Updated on July 8, 2011

water, water

A garden needs five things to make it thrive; air, light, water and soil are four that in varying degrees nature will provide but the fifth and certainly not the least is the care and attention of a gardener.

The gardener maintains the balance in the garden, the balance between Civilization and Nature and this work provides the gardener with flowers, fruit, herbs, vegetables and much more.

The wise gardener feeds the soil and pits the right plant in the right place; both help ensure that the plants flourish.

Healthy soil that is rich in organic matter attracts earthworms and millions of other tiny garden helpers who tend the soil and aerate it thus making sure the plant’s roots get the air they need.

If we are lucky the rainfall is sufficient to keep the garden alive and growing; if we are wise we use plants that are adapted to the ecosystem they inhabit and can do well with a minimum of attention.

Often, though, we may need to water during dry spells which in some region seem to be more common that they once were.

There are a number of techniques that you and use to reduce your reliance on the tap or see that when you do have to turn the faucet on you get the most value for your usage.

If you can collect rainwater during the rainy periods so that you have water for your garden during the dry spells. Rain barrels are a simple way to achieve this.

Think about this, the next time it rains take a look at all the water running down your driveway and along the street; now consider that if instead of letting that precious resource flow into the sewage system, you and others collected it and used it on the garden.

You would not only conserve water and save money you would move from treating rain water like waste and seeing its inherent value.

Now, if you have just set up your rain barrel and it has not rained, it will not be able to supply you with water; so if you have to water the tomatoes, for example, use a drip irrigation system that is set on a timer. Water in the early morning and give the plants a good deep drink.

If you want to grow cutflowers try to work with native and perennial plants as they will be better able to handle the dry conditions of a long dry spell.

The videos and links accompanying this hub will help you make some decisions when it comes to reducing your water needs and having your garden as well.


ollas (unglazed clay pots)


Submit a Comment

  • Bob Ewing profile image

    Bob Ewing 10 years ago from New Brunswick

    Thanks, ff.

  • profile image

    firefly07 10 years ago

    Great tips Bob, even here in UK we get drought occasionally.

  • Bob Ewing profile image

    Bob Ewing 10 years ago from New Brunswick

    Thanks, drought is a problem in many palces and knowing how to conserve water is a vital skill.

  • cgull8m profile image

    cgull8m 10 years ago from North Carolina
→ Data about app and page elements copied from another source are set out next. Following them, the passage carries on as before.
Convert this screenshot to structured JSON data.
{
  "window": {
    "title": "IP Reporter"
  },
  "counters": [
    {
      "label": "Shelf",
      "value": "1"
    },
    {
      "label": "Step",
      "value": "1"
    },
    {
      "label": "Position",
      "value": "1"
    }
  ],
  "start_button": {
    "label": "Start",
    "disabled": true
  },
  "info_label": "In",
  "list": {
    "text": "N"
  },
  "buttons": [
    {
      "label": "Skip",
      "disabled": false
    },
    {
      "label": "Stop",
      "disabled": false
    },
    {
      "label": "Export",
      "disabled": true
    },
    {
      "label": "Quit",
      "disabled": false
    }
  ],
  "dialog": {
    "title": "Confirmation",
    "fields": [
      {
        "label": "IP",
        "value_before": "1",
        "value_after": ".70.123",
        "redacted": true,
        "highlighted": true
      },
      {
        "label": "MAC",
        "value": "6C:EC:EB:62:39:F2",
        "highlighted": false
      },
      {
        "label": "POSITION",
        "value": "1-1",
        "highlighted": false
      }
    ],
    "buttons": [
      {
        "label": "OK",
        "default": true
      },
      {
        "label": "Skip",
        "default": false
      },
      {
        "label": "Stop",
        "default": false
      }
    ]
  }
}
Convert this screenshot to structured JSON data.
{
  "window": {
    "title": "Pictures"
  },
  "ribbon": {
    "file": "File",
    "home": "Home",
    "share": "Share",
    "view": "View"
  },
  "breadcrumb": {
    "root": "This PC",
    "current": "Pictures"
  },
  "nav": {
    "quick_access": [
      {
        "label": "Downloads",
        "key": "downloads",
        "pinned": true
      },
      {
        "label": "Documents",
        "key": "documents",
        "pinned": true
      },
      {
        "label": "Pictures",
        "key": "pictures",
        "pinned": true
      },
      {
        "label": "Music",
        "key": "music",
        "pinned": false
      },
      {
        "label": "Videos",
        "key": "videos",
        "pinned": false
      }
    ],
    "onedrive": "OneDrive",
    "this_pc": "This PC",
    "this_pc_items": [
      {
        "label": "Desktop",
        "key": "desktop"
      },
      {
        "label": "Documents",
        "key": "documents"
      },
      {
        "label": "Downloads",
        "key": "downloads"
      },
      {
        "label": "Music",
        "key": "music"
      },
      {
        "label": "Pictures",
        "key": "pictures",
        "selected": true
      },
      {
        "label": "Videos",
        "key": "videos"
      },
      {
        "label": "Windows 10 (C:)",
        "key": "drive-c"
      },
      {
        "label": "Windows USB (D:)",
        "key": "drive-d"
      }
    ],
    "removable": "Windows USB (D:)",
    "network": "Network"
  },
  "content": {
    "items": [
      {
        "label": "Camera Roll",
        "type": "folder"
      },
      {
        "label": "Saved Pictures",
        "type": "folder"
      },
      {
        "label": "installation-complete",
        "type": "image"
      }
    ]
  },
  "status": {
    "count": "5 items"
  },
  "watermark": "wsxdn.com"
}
    Great Hub Bob, conserving water is a great idea, we seldom think about that, how much water goes down the drains for nothing. We are having problems here with drought, so we have to economize as much as possible.